Vision Developmental Delays in Children
Until 6 months, a newborn's vision is normally blurry. Then it improves as the child begins to coordinate sight in both eyes. However, sometimes this does not happen or other vision problems show up.
Possible causes of vision delays. Refractive errors, such as nearsightedness and farsightedness, are common in children. Other eye problems include:
- amblyopia (lazy eye), poor vision in one eye
- infantile cataracts -- a clouding of the eye's lens -- or another inherited problem (these problems are rare)
- retinopathy of prematurity, an eye disease that sometimes affects premature infants
- strabismus -- also called cross eyed -- eyes that turn in, out, up, or down
Types of treatment for vision delays. Early treatment can help correct many vision problems. Depending on the eye problem your child has, he or she may need:
- glasses or contacts
- special glasses
- an eye patch
Warning signs of vision problems. Contact your child's doctor if your child has any of the following signs at the age that’s indicated. In addition, watch for any loss of skills that have already been learned.
By 3 months, contact the doctor if your child:
- does not follow moving objects with his or her eyes
- does not notice hands (by 2 months)
- has trouble moving one or both eyes in all directions
- crosses eyes most of the time
By 6 months, contact the doctor if your child:
- has one or both eyes turning in or out all the time
- experiences constant tearing, eye drainage, or sensitivity to light
- does not follow near objects (1 foot away) or far objects (6 feet away) with both eyes
If your child's doctor notes any problems, the doctor may refer your child to an ophthalmologist for further evaluation.
Motor Skill Developmental Delays in Children
Developmental delays may be related to problems with gross motor skills, such as crawling or walking, or fine motor skills, such as using fingers to grasp a spoon.

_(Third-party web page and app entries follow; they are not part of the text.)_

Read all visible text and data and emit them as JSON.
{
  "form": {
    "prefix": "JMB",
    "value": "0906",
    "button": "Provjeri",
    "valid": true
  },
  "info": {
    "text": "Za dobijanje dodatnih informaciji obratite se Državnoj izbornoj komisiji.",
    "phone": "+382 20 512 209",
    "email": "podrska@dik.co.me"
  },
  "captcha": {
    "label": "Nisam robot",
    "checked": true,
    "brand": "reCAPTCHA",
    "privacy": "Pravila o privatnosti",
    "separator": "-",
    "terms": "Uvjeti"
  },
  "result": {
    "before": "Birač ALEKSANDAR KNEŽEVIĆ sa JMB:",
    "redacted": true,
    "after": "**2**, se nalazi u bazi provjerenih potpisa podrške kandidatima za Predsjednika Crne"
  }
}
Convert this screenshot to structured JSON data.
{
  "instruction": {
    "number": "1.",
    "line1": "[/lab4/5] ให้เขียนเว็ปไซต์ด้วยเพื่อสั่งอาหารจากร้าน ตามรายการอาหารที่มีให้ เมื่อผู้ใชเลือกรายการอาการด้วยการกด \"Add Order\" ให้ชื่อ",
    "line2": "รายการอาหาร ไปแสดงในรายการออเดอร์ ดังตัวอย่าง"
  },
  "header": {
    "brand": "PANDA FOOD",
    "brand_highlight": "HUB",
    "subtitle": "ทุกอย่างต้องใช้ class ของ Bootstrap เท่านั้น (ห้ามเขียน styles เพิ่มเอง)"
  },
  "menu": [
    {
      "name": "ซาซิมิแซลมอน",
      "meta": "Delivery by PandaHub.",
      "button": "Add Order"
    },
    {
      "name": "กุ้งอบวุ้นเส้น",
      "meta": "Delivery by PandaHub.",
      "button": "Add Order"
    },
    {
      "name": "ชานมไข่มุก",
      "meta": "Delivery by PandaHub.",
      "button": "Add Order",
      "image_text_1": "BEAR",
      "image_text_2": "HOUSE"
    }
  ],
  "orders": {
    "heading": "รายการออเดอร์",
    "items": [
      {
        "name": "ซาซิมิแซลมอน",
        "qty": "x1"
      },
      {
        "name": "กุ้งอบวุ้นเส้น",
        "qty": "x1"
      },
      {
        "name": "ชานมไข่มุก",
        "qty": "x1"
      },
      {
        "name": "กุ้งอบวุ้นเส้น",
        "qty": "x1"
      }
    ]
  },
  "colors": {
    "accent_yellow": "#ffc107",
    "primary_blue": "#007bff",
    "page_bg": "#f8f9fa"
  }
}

Possible causes of motor skill delays. Children who are born prematurely may not develop muscles at the same rate as other children.
Children who have been institutionalized, lacked stimulation at young ages, or have autism may have sensory integration dysfunction, a diagnosis questioned by the American Academy of Pediatrics. This complex disorder has been thought to cause a variety of problems with the senses, including:
- extreme reactions to touch, textures, or pain
- fearful reactions to ordinary movements or an excessive need to seek out sensory input such as, for example, by rocking, spinning, or hand-flapping
- problems planning and coordinating movement
Other possible causes of motor delays include:
- ataxia, a genetic defect that impairs muscle coordination
- cerebral palsy, a condition caused by brain damage near the time of birth
- cognitive delays
- myopathy, a disease of the muscles
- problems with vision
- spina bifida, a genetic condition causing partial or total paralysis of the lower part of the body